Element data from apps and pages
--- START ---
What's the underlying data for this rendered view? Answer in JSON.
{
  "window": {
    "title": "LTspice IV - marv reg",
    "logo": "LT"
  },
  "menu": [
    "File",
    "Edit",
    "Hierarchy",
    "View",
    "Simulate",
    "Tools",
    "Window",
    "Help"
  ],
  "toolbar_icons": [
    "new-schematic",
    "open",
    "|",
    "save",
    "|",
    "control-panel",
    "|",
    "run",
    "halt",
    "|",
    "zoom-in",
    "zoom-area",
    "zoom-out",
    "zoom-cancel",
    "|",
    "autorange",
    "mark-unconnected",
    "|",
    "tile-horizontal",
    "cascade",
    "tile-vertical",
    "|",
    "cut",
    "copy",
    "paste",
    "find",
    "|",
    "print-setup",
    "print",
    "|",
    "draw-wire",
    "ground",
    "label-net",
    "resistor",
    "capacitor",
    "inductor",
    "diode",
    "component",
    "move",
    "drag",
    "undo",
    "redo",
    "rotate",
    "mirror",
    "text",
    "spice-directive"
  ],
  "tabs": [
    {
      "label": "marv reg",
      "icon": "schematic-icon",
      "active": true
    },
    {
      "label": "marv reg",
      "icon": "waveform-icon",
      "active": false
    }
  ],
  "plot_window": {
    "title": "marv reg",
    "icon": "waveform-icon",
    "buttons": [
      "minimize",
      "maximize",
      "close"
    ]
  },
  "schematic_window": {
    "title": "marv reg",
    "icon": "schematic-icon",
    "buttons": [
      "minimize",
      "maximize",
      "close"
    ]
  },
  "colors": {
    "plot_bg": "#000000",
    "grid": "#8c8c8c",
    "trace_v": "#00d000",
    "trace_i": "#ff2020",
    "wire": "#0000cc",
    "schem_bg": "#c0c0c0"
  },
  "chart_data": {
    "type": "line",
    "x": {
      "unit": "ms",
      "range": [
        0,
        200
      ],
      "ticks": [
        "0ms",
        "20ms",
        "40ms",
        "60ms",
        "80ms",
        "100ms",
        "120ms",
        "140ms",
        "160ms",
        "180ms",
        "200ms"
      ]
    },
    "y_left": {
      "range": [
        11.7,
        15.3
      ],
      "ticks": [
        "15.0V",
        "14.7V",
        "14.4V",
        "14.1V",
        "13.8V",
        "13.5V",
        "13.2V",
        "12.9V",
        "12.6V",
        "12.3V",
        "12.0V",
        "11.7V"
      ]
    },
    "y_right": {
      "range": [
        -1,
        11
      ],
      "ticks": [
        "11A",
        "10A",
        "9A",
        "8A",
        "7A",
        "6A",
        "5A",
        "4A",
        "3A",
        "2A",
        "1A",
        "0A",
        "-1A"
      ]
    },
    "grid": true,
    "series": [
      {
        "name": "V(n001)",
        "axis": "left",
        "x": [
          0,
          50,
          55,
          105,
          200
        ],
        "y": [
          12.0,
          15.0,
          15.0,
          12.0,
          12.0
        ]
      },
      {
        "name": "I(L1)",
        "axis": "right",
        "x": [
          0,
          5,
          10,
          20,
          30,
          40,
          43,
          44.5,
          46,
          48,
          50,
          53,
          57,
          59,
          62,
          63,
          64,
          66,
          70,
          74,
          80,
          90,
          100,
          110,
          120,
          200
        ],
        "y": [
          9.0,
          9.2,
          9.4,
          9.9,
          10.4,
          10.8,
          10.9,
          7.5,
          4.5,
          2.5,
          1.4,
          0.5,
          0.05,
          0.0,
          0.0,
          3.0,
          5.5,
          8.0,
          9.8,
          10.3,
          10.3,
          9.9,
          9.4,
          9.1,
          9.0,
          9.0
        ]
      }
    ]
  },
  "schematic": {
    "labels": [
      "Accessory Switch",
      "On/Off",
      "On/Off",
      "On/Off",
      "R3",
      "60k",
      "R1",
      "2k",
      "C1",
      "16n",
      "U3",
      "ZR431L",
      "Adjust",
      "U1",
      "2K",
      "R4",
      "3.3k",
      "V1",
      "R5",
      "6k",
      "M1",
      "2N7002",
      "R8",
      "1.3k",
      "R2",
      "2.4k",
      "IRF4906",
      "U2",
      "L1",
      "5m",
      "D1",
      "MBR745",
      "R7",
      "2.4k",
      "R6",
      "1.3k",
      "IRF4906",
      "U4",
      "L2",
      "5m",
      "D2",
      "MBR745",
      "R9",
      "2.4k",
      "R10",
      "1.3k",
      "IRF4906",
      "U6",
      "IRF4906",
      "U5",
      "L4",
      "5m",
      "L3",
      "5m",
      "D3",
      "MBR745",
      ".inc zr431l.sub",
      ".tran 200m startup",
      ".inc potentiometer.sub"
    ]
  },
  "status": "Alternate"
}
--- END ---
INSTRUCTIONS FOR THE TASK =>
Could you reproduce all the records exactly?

COMPLETED TASK =>
What's the underlying data for this rendered view? Answer in JSON.
{
  "window": {
    "title": "LTspice IV - marv reg",
    "logo": "LT"
  },
  "menu": [
    "File",
    "Edit",
    "Hierarchy",
    "View",
    "Simulate",
    "Tools",
    "Window",
    "Help"
  ],
  "toolbar_icons": [
    "new-schematic",
    "open",
    "|",
    "save",
    "|",
    "control-panel",
    "|",
    "run",
    "halt",
    "|",
    "zoom-in",
    "zoom-area",
    "zoom-out",
    "zoom-cancel",
    "|",
    "autorange",
    "mark-unconnected",
    "|",
    "tile-horizontal",
    "cascade",
    "tile-vertical",
    "|",
    "cut",
    "copy",
    "paste",
    "find",
    "|",
    "print-setup",
    "print",
    "|",
    "draw-wire",
    "ground",
    "label-net",
    "resistor",
    "capacitor",
    "inductor",
    "diode",
    "component",
    "move",
    "drag",
    "undo",
    "redo",
    "rotate",
    "mirror",
    "text",
    "spice-directive"
  ],
  "tabs": [
    {
      "label": "marv reg",
      "icon": "schematic-icon",
      "active": true
    },
    {
      "label": "marv reg",
      "icon": "waveform-icon",
      "active": false
    }
  ],
  "plot_window": {
    "title": "marv reg",
    "icon": "waveform-icon",
    "buttons": [
      "minimize",
      "maximize",
      "close"
    ]
  },
  "schematic_window": {
    "title": "marv reg",
    "icon": "schematic-icon",
    "buttons": [
      "minimize",
      "maximize",
      "close"
    ]
  },
  "colors": {
    "plot_bg": "#000000",
    "grid": "#8c8c8c",
    "trace_v": "#00d000",
    "trace_i": "#ff2020",
    "wire": "#0000cc",
    "schem_bg": "#c0c0c0"
  },
  "chart_data": {
    "type": "line",
    "x": {
      "unit": "ms",
      "range": [
        0,
        200
      ],
      "ticks": [
        "0ms",
        "20ms",
        "40ms",
        "60ms",
        "80ms",
        "100ms",
        "120ms",
        "140ms",
        "160ms",
        "180ms",
        "200ms"
      ]
    },
    "y_left": {
      "range": [
        11.7,
        15.3
      ],
      "ticks": [
        "15.0V",
        "14.7V",
        "14.4V",
        "14.1V",
        "13.8V",
        "13.5V",
        "13.2V",
        "12.9V",
        "12.6V",
        "12.3V",
        "12.0V",
        "11.7V"
      ]
    },
    "y_right": {
      "range": [
        -1,
        11
      ],
      "ticks": [
        "11A",
        "10A",
        "9A",
        "8A",
        "7A",
        "6A",
        "5A",
        "4A",
        "3A",
        "2A",
        "1A",
        "0A",
        "-1A"
      ]
    },
    "grid": true,
    "series": [
      {
        "name": "V(n001)",
        "axis": "left",
        "x": [
          0,
          50,
          55,
          105,
          200
        ],
        "y": [
          12.0,
          15.0,
          15.0,
          12.0,
          12.0
        ]
      },
      {
        "name": "I(L1)",
        "axis": "right",
        "x": [
          0,
          5,
          10,
          20,
          30,
          40,
          43,
          44.5,
          46,
          48,
          50,
          53,
          57,
          59,
          62,
          63,
          64,
          66,
          70,
          74,
          80,
          90,
          100,
          110,
          120,
          200
        ],
        "y": [
          9.0,
          9.2,
          9.4,
          9.9,
          10.4,
          10.8,
          10.9,
          7.5,
          4.5,
          2.5,
          1.4,
          0.5,
          0.05,
          0.0,
          0.0,
          3.0,
          5.5,
          8.0,
          9.8,
          10.3,
          10.3,
          9.9,
          9.4,
          9.1,
          9.0,
          9.0
        ]
      }
    ]
  },
  "schematic": {
    "labels": [
      "Accessory Switch",
      "On/Off",
      "On/Off",
      "On/Off",
      "R3",
      "60k",
      "R1",
      "2k",
      "C1",
      "16n",
      "U3",
      "ZR431L",
      "Adjust",
      "U1",
      "2K",
      "R4",
      "3.3k",
      "V1",
      "R5",
      "6k",
      "M1",
      "2N7002",
      "R8",
      "1.3k",
      "R2",
      "2.4k",
      "IRF4906",
      "U2",
      "L1",
      "5m",
      "D1",
      "MBR745",
      "R7",
      "2.4k",
      "R6",
      "1.3k",
      "IRF4906",
      "U4",
      "L2",
      "5m",
      "D2",
      "MBR745",
      "R9",
      "2.4k",
      "R10",
      "1.3k",
      "IRF4906",
      "U6",
      "IRF4906",
      "U5",
      "L4",
      "5m",
      "L3",
      "5m",
      "D3",
      "MBR745",
      ".inc zr431l.sub",
      ".tran 200m startup",
      ".inc potentiometer.sub"
    ]
  },
  "status": "Alternate"
}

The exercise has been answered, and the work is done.